[aprssig] A funny packet story/joke (The KISS guys will get it)
tburnett at vermontel.net
Wed Nov 9 10:44:19 CST 2005
I never learned C code but the Intel 8080 was very easy to program
in octal..At one time I could do that without going to the book...
That's when computers were really fun...
Curt, WE7U wrote:
>On Tue, 8 Nov 2005, Tad Burnett wrote:
>>Then 377 = 255 = FF ???
>Somehow I infer from your question that you already know the answer.
>Of course the first one would have to be in octal, the 2nd in
>decimal, and the third in hexadecimal... Methinks you're just
>trying to confuse everybody. ;-) In the above there's no
>indication which number system you're using.
>Each one of the above would be 1111 1111 in binary. Put them in
>groups of three (starting from the right) for octal, which yields
>11 111 111, or 0377 (the leading zero signifies octal in C-code).
>Use groups of four for hexadecimal, 1111 1111 or 0xFF (leading "0x"
>signifies hexadecimal in C-code).
>Some compilers and assemblers accept "0b" as the prefix for binary,
>so it'd be 0b11111111.
>So the proper way to ask the question above would be:
> Then 0377 = 255 = 0xff?
>plus it also equals 0b11111111. Four ways to represent the exact
>same number. Ain't computers fun?
>Curt, WE7U. APRS Client Comparisons: http://www.eskimo.com/~archer
>"Lotto: A tax on people who are bad at math." -- unknown
>"Windows: Microsoft's tax on computer illiterates." -- WE7U
>"The world DOES revolve around me: I picked the coordinate system!"
>aprssig mailing list

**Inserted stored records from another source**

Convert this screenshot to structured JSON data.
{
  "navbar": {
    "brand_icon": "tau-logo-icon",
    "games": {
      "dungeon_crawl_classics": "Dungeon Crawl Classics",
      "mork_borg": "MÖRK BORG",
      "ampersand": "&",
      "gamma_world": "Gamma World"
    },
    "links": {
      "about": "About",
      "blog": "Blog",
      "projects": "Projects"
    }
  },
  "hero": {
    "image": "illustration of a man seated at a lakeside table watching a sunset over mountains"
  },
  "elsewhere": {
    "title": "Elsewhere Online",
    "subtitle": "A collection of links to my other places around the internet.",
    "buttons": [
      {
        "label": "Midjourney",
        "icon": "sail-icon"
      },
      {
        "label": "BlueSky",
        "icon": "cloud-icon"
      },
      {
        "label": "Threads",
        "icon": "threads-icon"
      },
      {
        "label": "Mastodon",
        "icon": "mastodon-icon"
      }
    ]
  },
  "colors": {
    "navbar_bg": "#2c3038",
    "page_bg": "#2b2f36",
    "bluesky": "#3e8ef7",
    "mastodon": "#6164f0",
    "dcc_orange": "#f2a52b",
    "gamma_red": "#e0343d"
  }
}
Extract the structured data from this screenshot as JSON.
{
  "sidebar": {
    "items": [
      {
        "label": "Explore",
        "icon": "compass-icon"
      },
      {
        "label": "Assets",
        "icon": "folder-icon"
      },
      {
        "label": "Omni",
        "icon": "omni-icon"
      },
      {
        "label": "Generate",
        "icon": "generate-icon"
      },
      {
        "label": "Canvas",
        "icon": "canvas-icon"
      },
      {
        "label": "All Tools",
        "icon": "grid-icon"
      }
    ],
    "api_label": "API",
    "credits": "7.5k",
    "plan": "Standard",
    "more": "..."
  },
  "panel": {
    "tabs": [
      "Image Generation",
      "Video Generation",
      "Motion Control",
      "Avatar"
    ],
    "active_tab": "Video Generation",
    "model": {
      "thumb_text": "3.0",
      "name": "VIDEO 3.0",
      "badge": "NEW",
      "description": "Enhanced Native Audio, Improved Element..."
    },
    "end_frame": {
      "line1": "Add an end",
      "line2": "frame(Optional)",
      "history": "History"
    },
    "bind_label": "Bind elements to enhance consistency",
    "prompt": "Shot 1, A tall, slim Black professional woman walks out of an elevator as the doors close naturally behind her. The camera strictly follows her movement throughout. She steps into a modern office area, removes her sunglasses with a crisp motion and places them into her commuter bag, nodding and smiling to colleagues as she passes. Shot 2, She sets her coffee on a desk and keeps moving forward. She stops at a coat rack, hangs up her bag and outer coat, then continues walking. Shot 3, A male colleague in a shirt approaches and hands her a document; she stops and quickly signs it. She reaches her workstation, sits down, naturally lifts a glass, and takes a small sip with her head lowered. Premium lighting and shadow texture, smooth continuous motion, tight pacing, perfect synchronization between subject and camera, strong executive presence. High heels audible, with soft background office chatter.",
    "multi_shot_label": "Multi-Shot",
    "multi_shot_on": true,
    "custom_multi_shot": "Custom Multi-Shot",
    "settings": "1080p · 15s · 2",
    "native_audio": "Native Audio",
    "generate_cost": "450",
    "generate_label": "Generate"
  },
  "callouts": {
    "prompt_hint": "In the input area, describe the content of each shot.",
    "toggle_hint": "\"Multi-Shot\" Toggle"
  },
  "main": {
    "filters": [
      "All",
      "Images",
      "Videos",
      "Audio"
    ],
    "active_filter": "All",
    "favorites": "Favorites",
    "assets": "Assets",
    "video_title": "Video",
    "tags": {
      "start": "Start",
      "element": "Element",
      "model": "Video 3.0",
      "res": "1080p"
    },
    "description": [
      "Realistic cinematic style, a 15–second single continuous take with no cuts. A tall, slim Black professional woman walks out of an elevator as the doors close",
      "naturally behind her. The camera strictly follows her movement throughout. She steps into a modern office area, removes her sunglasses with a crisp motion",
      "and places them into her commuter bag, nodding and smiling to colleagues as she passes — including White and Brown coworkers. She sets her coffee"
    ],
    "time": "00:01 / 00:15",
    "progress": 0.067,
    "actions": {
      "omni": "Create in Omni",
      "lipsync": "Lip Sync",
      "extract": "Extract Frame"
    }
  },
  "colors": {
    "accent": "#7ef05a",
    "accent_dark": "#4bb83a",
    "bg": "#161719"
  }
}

>aprssig at lists.tapr.org
-------------- next part --------------
An HTML attachment was scrubbed...
More information about the aprssig